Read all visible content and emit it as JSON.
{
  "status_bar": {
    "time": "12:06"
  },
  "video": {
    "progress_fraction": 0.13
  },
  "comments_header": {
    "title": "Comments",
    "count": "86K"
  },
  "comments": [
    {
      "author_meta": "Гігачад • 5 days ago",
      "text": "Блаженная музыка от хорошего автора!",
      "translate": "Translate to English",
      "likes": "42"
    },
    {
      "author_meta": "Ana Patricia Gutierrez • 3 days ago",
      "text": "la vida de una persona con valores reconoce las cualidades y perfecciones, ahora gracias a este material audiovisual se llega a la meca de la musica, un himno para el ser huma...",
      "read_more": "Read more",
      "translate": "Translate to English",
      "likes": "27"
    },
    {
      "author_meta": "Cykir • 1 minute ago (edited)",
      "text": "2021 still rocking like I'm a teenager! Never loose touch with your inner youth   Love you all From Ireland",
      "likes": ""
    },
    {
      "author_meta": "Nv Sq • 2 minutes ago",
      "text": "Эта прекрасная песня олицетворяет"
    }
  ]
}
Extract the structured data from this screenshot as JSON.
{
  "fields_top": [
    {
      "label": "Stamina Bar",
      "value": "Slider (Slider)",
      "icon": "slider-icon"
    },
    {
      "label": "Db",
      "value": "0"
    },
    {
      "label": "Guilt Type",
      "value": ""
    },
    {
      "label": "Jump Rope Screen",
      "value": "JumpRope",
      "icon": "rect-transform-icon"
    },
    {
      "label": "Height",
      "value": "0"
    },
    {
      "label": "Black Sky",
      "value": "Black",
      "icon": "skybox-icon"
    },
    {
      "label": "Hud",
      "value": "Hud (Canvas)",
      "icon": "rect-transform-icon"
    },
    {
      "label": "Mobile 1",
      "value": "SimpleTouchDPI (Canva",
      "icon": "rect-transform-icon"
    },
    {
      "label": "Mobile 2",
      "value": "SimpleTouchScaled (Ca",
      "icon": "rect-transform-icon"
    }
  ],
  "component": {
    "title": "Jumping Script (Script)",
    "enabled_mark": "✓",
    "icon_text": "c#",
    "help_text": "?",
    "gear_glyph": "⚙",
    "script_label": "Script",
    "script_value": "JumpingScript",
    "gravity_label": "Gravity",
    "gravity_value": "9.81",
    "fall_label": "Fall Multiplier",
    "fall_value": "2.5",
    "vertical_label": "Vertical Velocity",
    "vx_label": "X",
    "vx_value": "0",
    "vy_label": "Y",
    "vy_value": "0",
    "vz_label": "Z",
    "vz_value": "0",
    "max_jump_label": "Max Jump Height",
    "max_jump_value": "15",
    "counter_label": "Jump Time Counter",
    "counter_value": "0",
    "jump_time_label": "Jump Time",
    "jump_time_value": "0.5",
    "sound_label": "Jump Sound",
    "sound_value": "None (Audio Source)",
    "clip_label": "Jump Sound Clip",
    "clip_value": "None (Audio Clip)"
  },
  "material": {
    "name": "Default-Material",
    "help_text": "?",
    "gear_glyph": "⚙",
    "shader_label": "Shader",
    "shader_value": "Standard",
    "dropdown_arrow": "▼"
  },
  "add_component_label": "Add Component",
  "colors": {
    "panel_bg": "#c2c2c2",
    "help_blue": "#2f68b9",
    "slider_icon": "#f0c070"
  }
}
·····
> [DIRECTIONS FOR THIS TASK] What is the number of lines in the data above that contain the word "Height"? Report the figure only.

> [OUTPUT OF THE EXERCISE] 2